Like Frank Underwood and his amoral allies, Vice President Selina Meyer (Julia Louis-Dreyfus) and her underlings’ self-interest supersedes any genuine investment in the well-being of the American people. Unlike in House of Cards, though, Veep’s characters aren’t brilliant and connected backroom operators tossing journalists off train platforms and thinking twelve steps ahead of their enemies. Instead, the government officials foregrounded in the Veep universe are portrayed as petty Capitol Hill lanyard-wearers, middle aged burnouts, and schlubby men in baggy suits whose senses of dignity were surgically removed the moment they stepped inside the Beltway. Meyer’s rank-and-file desk jockeys spew bile and call each other things like “Frankenstein’s Monster, if his monster was made entirely of dead dicks.” Any would-be shrewd power play turns into a comedy of errors where the fabulists, careerists, grifters, and—in Jonah Ryan’s case—dipshits routinely trip over their own egos.

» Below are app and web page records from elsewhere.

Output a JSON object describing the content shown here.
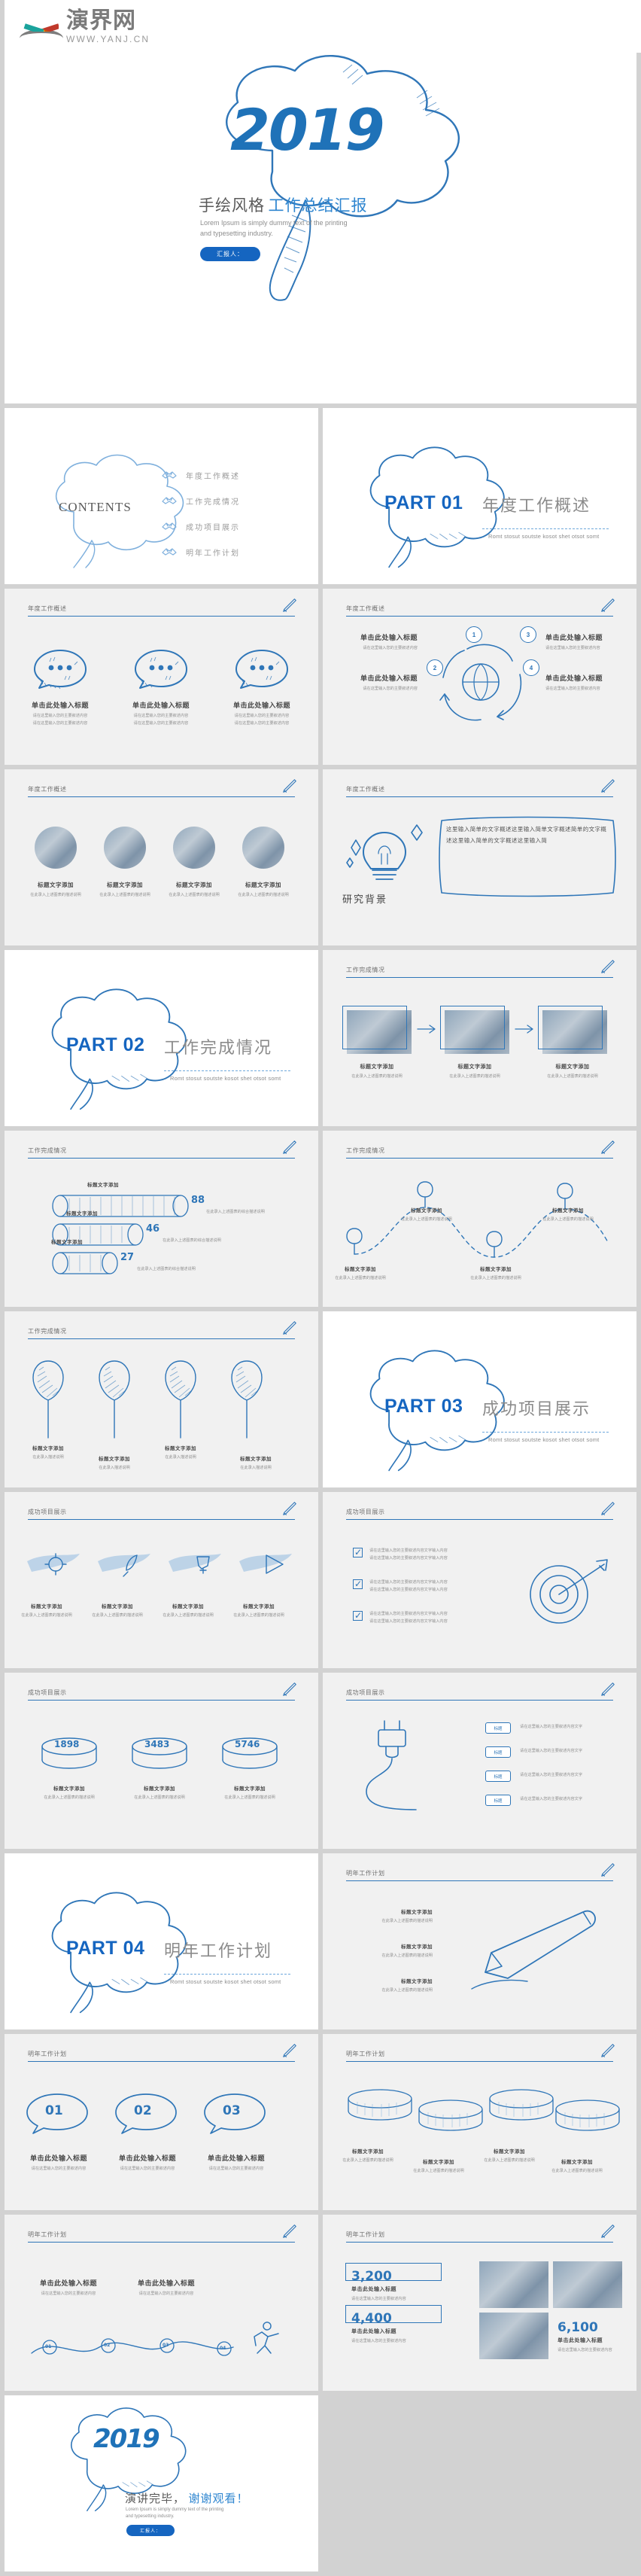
{
  "brand": {
    "name_cn": "演界网",
    "url": "WWW.YANJ.CN",
    "logo_icon": "fan-logo-icon"
  },
  "cover": {
    "year": "2019",
    "title_dark": "手绘风格",
    "title_blue": "工作总结汇报",
    "subtitle_line1": "Lorem Ipsum is simply dummy text of the printing",
    "subtitle_line2": "and typesetting industry.",
    "button": "汇报人："
  },
  "contents": {
    "word": "CONTENTS",
    "icon": "handshake-icon",
    "items": [
      {
        "label": "年度工作概述"
      },
      {
        "label": "工作完成情况"
      },
      {
        "label": "成功项目展示"
      },
      {
        "label": "明年工作计划"
      }
    ]
  },
  "parts": [
    {
      "id": "PART 01",
      "cn": "年度工作概述",
      "sub": "Romt stosut soutste kosot shet otsot somt"
    },
    {
      "id": "PART 02",
      "cn": "工作完成情况",
      "sub": "Romt stosut soutste kosot shet otsot somt"
    },
    {
      "id": "PART 03",
      "cn": "成功项目展示",
      "sub": "Romt stosut soutste kosot shet otsot somt"
    },
    {
      "id": "PART 04",
      "cn": "明年工作计划",
      "sub": "Romt stosut soutste kosot shet otsot somt"
    }
  ],
  "section_headers": {
    "overview": "年度工作概述",
    "completion": "工作完成情况",
    "projects": "成功项目展示",
    "nextyear": "明年工作计划",
    "pencil_icon": "pencil-icon"
  },
  "common": {
    "heading": "单击此处输入标题",
    "body_line": "请在这里输入您的主要叙述内容",
    "text_title": "标题文字添加",
    "text_title_here": "在此录入上述图表的综合描述说明",
    "bubble_icon": "speech-bubble-icon"
  },
  "slide_bubbles": {
    "items": [
      {
        "title": "单击此处输入标题",
        "line1": "请在这里输入您的主要叙述内容",
        "line2": "请在这里输入您的主要叙述内容"
      },
      {
        "title": "单击此处输入标题",
        "line1": "请在这里输入您的主要叙述内容",
        "line2": "请在这里输入您的主要叙述内容"
      },
      {
        "title": "单击此处输入标题",
        "line1": "请在这里输入您的主要叙述内容",
        "line2": "请在这里输入您的主要叙述内容"
      }
    ]
  },
  "slide_cycle": {
    "numbers": [
      "1",
      "2",
      "3",
      "4"
    ],
    "icon": "handshake-globe-icon",
    "left_items": [
      {
        "title": "单击此处输入标题",
        "line": "请在这里输入您的主要叙述内容"
      },
      {
        "title": "单击此处输入标题",
        "line": "请在这里输入您的主要叙述内容"
      }
    ],
    "right_items": [
      {
        "title": "单击此处输入标题",
        "line": "请在这里输入您的主要叙述内容"
      },
      {
        "title": "单击此处输入标题",
        "line": "请在这里输入您的主要叙述内容"
      }
    ]
  },
  "slide_photos4": {
    "items": [
      {
        "title": "标题文字添加",
        "line": "在此录入上述图表的描述说明"
      },
      {
        "title": "标题文字添加",
        "line": "在此录入上述图表的描述说明"
      },
      {
        "title": "标题文字添加",
        "line": "在此录入上述图表的描述说明"
      },
      {
        "title": "标题文字添加",
        "line": "在此录入上述图表的描述说明"
      }
    ]
  },
  "slide_research": {
    "label": "研究背景",
    "bulb_icon": "lightbulb-icon",
    "text": "这里输入简单的文字概述这里输入简单文字概述简单的文字概述这里输入简单的文字概述这里输入简"
  },
  "slide_photorow": {
    "items": [
      {
        "title": "标题文字添加",
        "line": "在此录入上述图表的描述说明"
      },
      {
        "title": "标题文字添加",
        "line": "在此录入上述图表的描述说明"
      },
      {
        "title": "标题文字添加",
        "line": "在此录入上述图表的描述说明"
      }
    ]
  },
  "chart_data": {
    "type": "bar",
    "title": "工作完成情况",
    "categories": [
      "标题文字添加",
      "标题文字添加",
      "标题文字添加"
    ],
    "values": [
      88,
      46,
      27
    ],
    "value_labels": [
      "88",
      "46",
      "27"
    ],
    "ylabel": "",
    "xlabel": "",
    "ylim": [
      0,
      100
    ],
    "note": "横向立体柱形进度条（手绘圆柱样式）"
  },
  "slide_route": {
    "stops": [
      {
        "title": "标题文字添加",
        "line": "在此录入上述图表的描述说明"
      },
      {
        "title": "标题文字添加",
        "line": "在此录入上述图表的描述说明"
      },
      {
        "title": "标题文字添加",
        "line": "在此录入上述图表的描述说明"
      },
      {
        "title": "标题文字添加",
        "line": "在此录入上述图表的描述说明"
      }
    ],
    "pin_icon": "map-pin-icon"
  },
  "slide_balloons": {
    "items": [
      {
        "title": "标题文字添加",
        "line": "在此录入描述说明"
      },
      {
        "title": "标题文字添加",
        "line": "在此录入描述说明"
      },
      {
        "title": "标题文字添加",
        "line": "在此录入描述说明"
      },
      {
        "title": "标题文字添加",
        "line": "在此录入描述说明"
      }
    ],
    "icon": "balloon-icon"
  },
  "slide_brush4": {
    "icons": [
      "gear-icon",
      "rocket-icon",
      "trophy-icon",
      "play-icon"
    ],
    "items": [
      {
        "title": "标题文字添加",
        "line": "在此录入上述图表的描述说明"
      },
      {
        "title": "标题文字添加",
        "line": "在此录入上述图表的描述说明"
      },
      {
        "title": "标题文字添加",
        "line": "在此录入上述图表的描述说明"
      },
      {
        "title": "标题文字添加",
        "line": "在此录入上述图表的描述说明"
      }
    ]
  },
  "slide_checklist": {
    "target_icon": "target-icon",
    "items": [
      {
        "line1": "请在这里输入您的主要叙述内容文字输入内容",
        "line2": "请在这里输入您的主要叙述内容文字输入内容"
      },
      {
        "line1": "请在这里输入您的主要叙述内容文字输入内容",
        "line2": "请在这里输入您的主要叙述内容文字输入内容"
      },
      {
        "line1": "请在这里输入您的主要叙述内容文字输入内容",
        "line2": "请在这里输入您的主要叙述内容文字输入内容"
      }
    ]
  },
  "slide_stats": {
    "items": [
      {
        "value": "1898",
        "title": "标题文字添加",
        "line": "在此录入上述图表的描述说明"
      },
      {
        "value": "3483",
        "title": "标题文字添加",
        "line": "在此录入上述图表的描述说明"
      },
      {
        "value": "5746",
        "title": "标题文字添加",
        "line": "在此录入上述图表的描述说明"
      }
    ]
  },
  "slide_plug": {
    "plug_icon": "plug-icon",
    "tags": [
      "标题",
      "标题",
      "标题",
      "标题"
    ],
    "rows": [
      {
        "text": "请在这里输入您的主要叙述内容文字"
      },
      {
        "text": "请在这里输入您的主要叙述内容文字"
      },
      {
        "text": "请在这里输入您的主要叙述内容文字"
      },
      {
        "text": "请在这里输入您的主要叙述内容文字"
      }
    ]
  },
  "slide_pencil_big": {
    "pencil_icon": "big-pencil-icon",
    "left_items": [
      {
        "title": "标题文字添加",
        "line": "在此录入上述图表的描述说明"
      },
      {
        "title": "标题文字添加",
        "line": "在此录入上述图表的描述说明"
      },
      {
        "title": "标题文字添加",
        "line": "在此录入上述图表的描述说明"
      }
    ]
  },
  "slide_123": {
    "items": [
      {
        "num": "01",
        "title": "单击此处输入标题",
        "line": "请在这里输入您的主要叙述内容"
      },
      {
        "num": "02",
        "title": "单击此处输入标题",
        "line": "请在这里输入您的主要叙述内容"
      },
      {
        "num": "03",
        "title": "单击此处输入标题",
        "line": "请在这里输入您的主要叙述内容"
      }
    ]
  },
  "slide_cyl4": {
    "items": [
      {
        "title": "标题文字添加",
        "line": "在此录入上述图表的描述说明"
      },
      {
        "title": "标题文字添加",
        "line": "在此录入上述图表的描述说明"
      },
      {
        "title": "标题文字添加",
        "line": "在此录入上述图表的描述说明"
      },
      {
        "title": "标题文字添加",
        "line": "在此录入上述图表的描述说明"
      }
    ]
  },
  "slide_runner": {
    "milestones": [
      "01",
      "02",
      "03",
      "04"
    ],
    "runner_icon": "runner-icon",
    "items": [
      {
        "title": "单击此处输入标题",
        "line": "请在这里输入您的主要叙述内容"
      },
      {
        "title": "单击此处输入标题",
        "line": "请在这里输入您的主要叙述内容"
      }
    ]
  },
  "slide_bignum": {
    "items": [
      {
        "value": "3,200",
        "title": "单击此处输入标题",
        "line": "请在这里输入您的主要叙述内容"
      },
      {
        "value": "4,400",
        "title": "单击此处输入标题",
        "line": "请在这里输入您的主要叙述内容"
      },
      {
        "value": "6,100",
        "title": "单击此处输入标题",
        "line": "请在这里输入您的主要叙述内容"
      }
    ]
  },
  "ending": {
    "year": "2019",
    "title_dark": "演讲完毕，",
    "title_blue": "谢谢观看！",
    "subtitle_line1": "Lorem Ipsum is simply dummy text of the printing",
    "subtitle_line2": "and typesetting industry.",
    "button": "汇报人："
  },
  "colors": {
    "accent": "#2f76b8",
    "accent_dark": "#1565c0",
    "text_gray": "#8b8b8b",
    "slide_gray": "#f1f1f1",
    "page_bg": "#d2d2d2"
  }
}
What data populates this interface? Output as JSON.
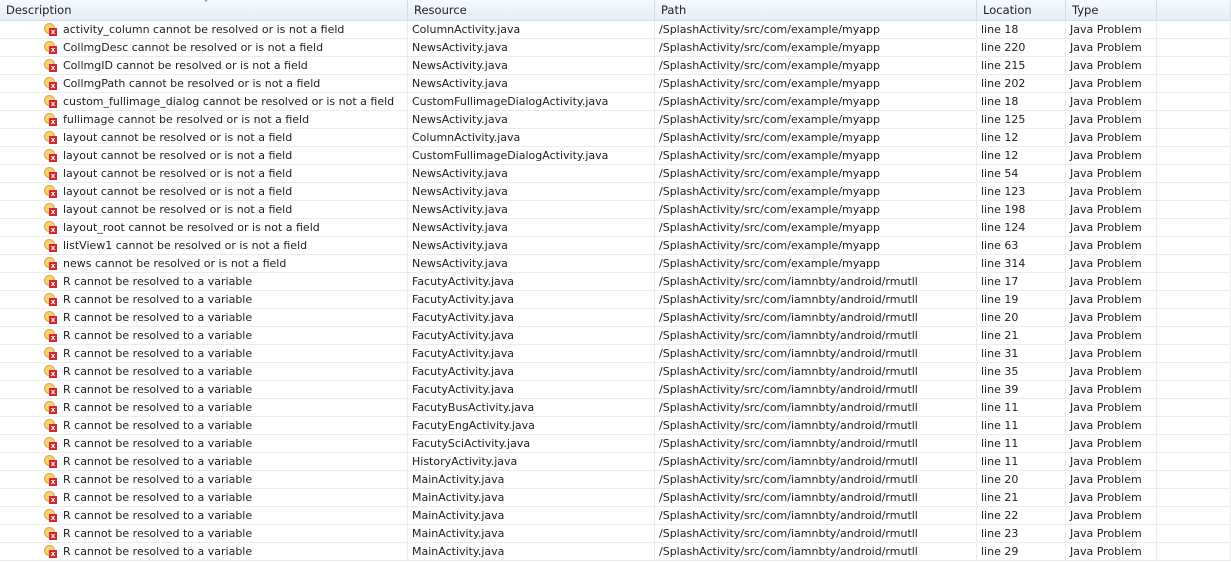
{
  "columns": [
    "Description",
    "Resource",
    "Path",
    "Location",
    "Type"
  ],
  "rows": [
    [
      "activity_column cannot be resolved or is not a field",
      "ColumnActivity.java",
      "/SplashActivity/src/com/example/myapp",
      "line 18",
      "Java Problem"
    ],
    [
      "CollmgDesc cannot be resolved or is not a field",
      "NewsActivity.java",
      "/SplashActivity/src/com/example/myapp",
      "line 220",
      "Java Problem"
    ],
    [
      "CollmgID cannot be resolved or is not a field",
      "NewsActivity.java",
      "/SplashActivity/src/com/example/myapp",
      "line 215",
      "Java Problem"
    ],
    [
      "CollmgPath cannot be resolved or is not a field",
      "NewsActivity.java",
      "/SplashActivity/src/com/example/myapp",
      "line 202",
      "Java Problem"
    ],
    [
      "custom_fullimage_dialog cannot be resolved or is not a field",
      "CustomFullimageDialogActivity.java",
      "/SplashActivity/src/com/example/myapp",
      "line 18",
      "Java Problem"
    ],
    [
      "fullimage cannot be resolved or is not a field",
      "NewsActivity.java",
      "/SplashActivity/src/com/example/myapp",
      "line 125",
      "Java Problem"
    ],
    [
      "layout cannot be resolved or is not a field",
      "ColumnActivity.java",
      "/SplashActivity/src/com/example/myapp",
      "line 12",
      "Java Problem"
    ],
    [
      "layout cannot be resolved or is not a field",
      "CustomFullimageDialogActivity.java",
      "/SplashActivity/src/com/example/myapp",
      "line 12",
      "Java Problem"
    ],
    [
      "layout cannot be resolved or is not a field",
      "NewsActivity.java",
      "/SplashActivity/src/com/example/myapp",
      "line 54",
      "Java Problem"
    ],
    [
      "layout cannot be resolved or is not a field",
      "NewsActivity.java",
      "/SplashActivity/src/com/example/myapp",
      "line 123",
      "Java Problem"
    ],
    [
      "layout cannot be resolved or is not a field",
      "NewsActivity.java",
      "/SplashActivity/src/com/example/myapp",
      "line 198",
      "Java Problem"
    ],
    [
      "layout_root cannot be resolved or is not a field",
      "NewsActivity.java",
      "/SplashActivity/src/com/example/myapp",
      "line 124",
      "Java Problem"
    ],
    [
      "listView1 cannot be resolved or is not a field",
      "NewsActivity.java",
      "/SplashActivity/src/com/example/myapp",
      "line 63",
      "Java Problem"
    ],
    [
      "news cannot be resolved or is not a field",
      "NewsActivity.java",
      "/SplashActivity/src/com/example/myapp",
      "line 314",
      "Java Problem"
    ],
    [
      "R cannot be resolved to a variable",
      "FacutyActivity.java",
      "/SplashActivity/src/com/iamnbty/android/rmutll",
      "line 17",
      "Java Problem"
    ],
    [
      "R cannot be resolved to a variable",
      "FacutyActivity.java",
      "/SplashActivity/src/com/iamnbty/android/rmutll",
      "line 19",
      "Java Problem"
    ],
    [
      "R cannot be resolved to a variable",
      "FacutyActivity.java",
      "/SplashActivity/src/com/iamnbty/android/rmutll",
      "line 20",
      "Java Problem"
    ],
    [
      "R cannot be resolved to a variable",
      "FacutyActivity.java",
      "/SplashActivity/src/com/iamnbty/android/rmutll",
      "line 21",
      "Java Problem"
    ],
    [
      "R cannot be resolved to a variable",
      "FacutyActivity.java",
      "/SplashActivity/src/com/iamnbty/android/rmutll",
      "line 31",
      "Java Problem"
    ],
    [
      "R cannot be resolved to a variable",
      "FacutyActivity.java",
      "/SplashActivity/src/com/iamnbty/android/rmutll",
      "line 35",
      "Java Problem"
    ],
    [
      "R cannot be resolved to a variable",
      "FacutyActivity.java",
      "/SplashActivity/src/com/iamnbty/android/rmutll",
      "line 39",
      "Java Problem"
    ],
    [
      "R cannot be resolved to a variable",
      "FacutyBusActivity.java",
      "/SplashActivity/src/com/iamnbty/android/rmutll",
      "line 11",
      "Java Problem"
    ],
    [
      "R cannot be resolved to a variable",
      "FacutyEngActivity.java",
      "/SplashActivity/src/com/iamnbty/android/rmutll",
      "line 11",
      "Java Problem"
    ],
    [
      "R cannot be resolved to a variable",
      "FacutySciActivity.java",
      "/SplashActivity/src/com/iamnbty/android/rmutll",
      "line 11",
      "Java Problem"
    ],
    [
      "R cannot be resolved to a variable",
      "HistoryActivity.java",
      "/SplashActivity/src/com/iamnbty/android/rmutll",
      "line 11",
      "Java Problem"
    ],
    [
      "R cannot be resolved to a variable",
      "MainActivity.java",
      "/SplashActivity/src/com/iamnbty/android/rmutll",
      "line 20",
      "Java Problem"
    ],
    [
      "R cannot be resolved to a variable",
      "MainActivity.java",
      "/SplashActivity/src/com/iamnbty/android/rmutll",
      "line 21",
      "Java Problem"
    ],
    [
      "R cannot be resolved to a variable",
      "MainActivity.java",
      "/SplashActivity/src/com/iamnbty/android/rmutll",
      "line 22",
      "Java Problem"
    ],
    [
      "R cannot be resolved to a variable",
      "MainActivity.java",
      "/SplashActivity/src/com/iamnbty/android/rmutll",
      "line 23",
      "Java Problem"
    ],
    [
      "R cannot be resolved to a variable",
      "MainActivity.java",
      "/SplashActivity/src/com/iamnbty/android/rmutll",
      "line 29",
      "Java Problem"
    ]
  ]
}
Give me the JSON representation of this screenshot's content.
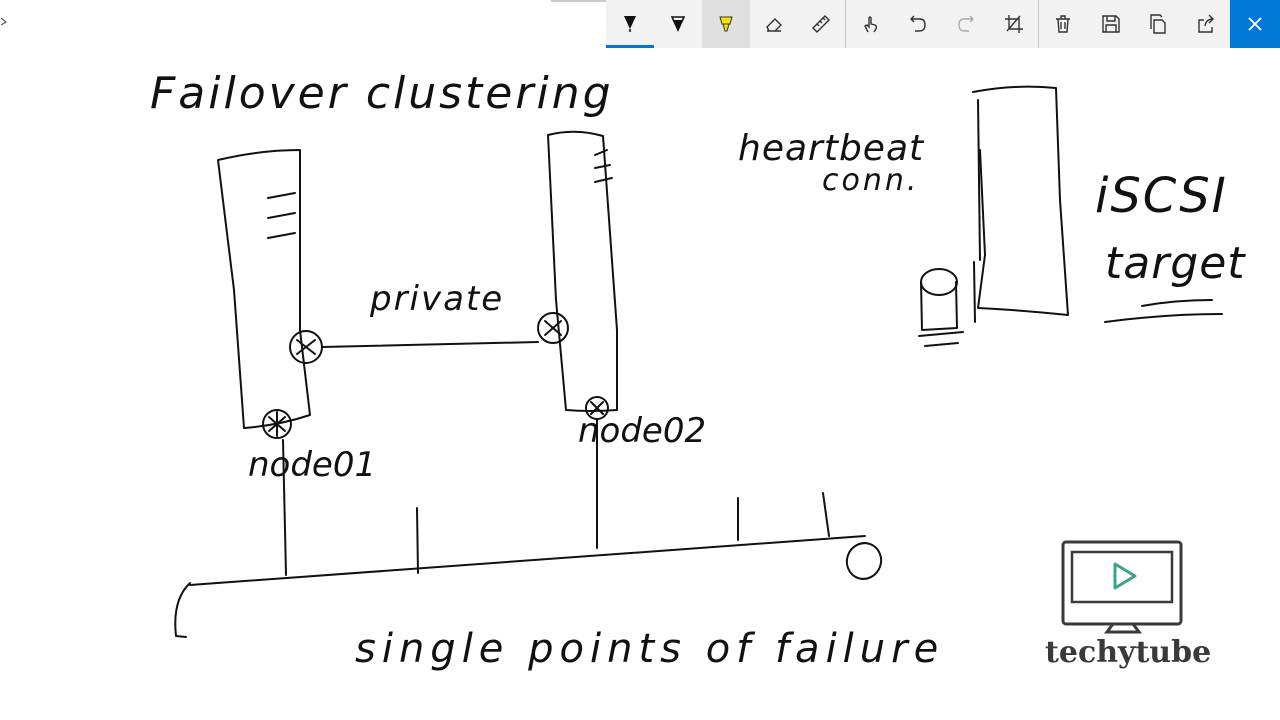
{
  "toolbar": {
    "buttons": [
      {
        "name": "ballpoint-pen",
        "color": "#000000"
      },
      {
        "name": "pencil",
        "color": "#000000"
      },
      {
        "name": "highlighter",
        "color": "#f5e10a"
      },
      {
        "name": "eraser"
      },
      {
        "name": "ruler"
      },
      {
        "name": "touch-writing"
      },
      {
        "name": "undo"
      },
      {
        "name": "redo"
      },
      {
        "name": "crop"
      },
      {
        "name": "delete"
      },
      {
        "name": "save"
      },
      {
        "name": "copy"
      },
      {
        "name": "share"
      },
      {
        "name": "close"
      }
    ],
    "accent": "#0078d7"
  },
  "drawing": {
    "title": "Failover clustering",
    "labels": {
      "heartbeat_line1": "heartbeat",
      "heartbeat_line2": "conn.",
      "iscsi_line1": "iSCSI",
      "iscsi_line2": "target",
      "private": "private",
      "node1": "node01",
      "node2": "node02",
      "spof": "single points of failure"
    },
    "ink_color": "#111111"
  },
  "logo": {
    "text": "techytube",
    "play_color": "#3aa38a"
  }
}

Some of the best comedic moments in the show stem from Louis-Dreyfuss’s character being unable to hide her revulsion while interacting with the regular folk she ostensibly sought higher office to serve. In the pilot episode, Meyer cynically refers to a photo op with constituents as an opportunity “to meet some regular normals,” and then spends those meet-and-greets either awkwardly fumbling for conversation, passive-aggressively insulting everyone, and feigning a comically strained smile. (In a particularly resonant moment in the Season 3 premiere, Meyer pretends to be impressed when a woman at a book-signing brings her an unsolicited butter sculpture in the shape of Iowa.) Veep panders to our sinking suspicion that the people who have sworn to look out for our best interests only care about advancing their own. Luckily, the staggering volume of surgically well-crafted jokes packed into each 30-minute episode offsets the grimness of that implication. —MAGGIE SEROTA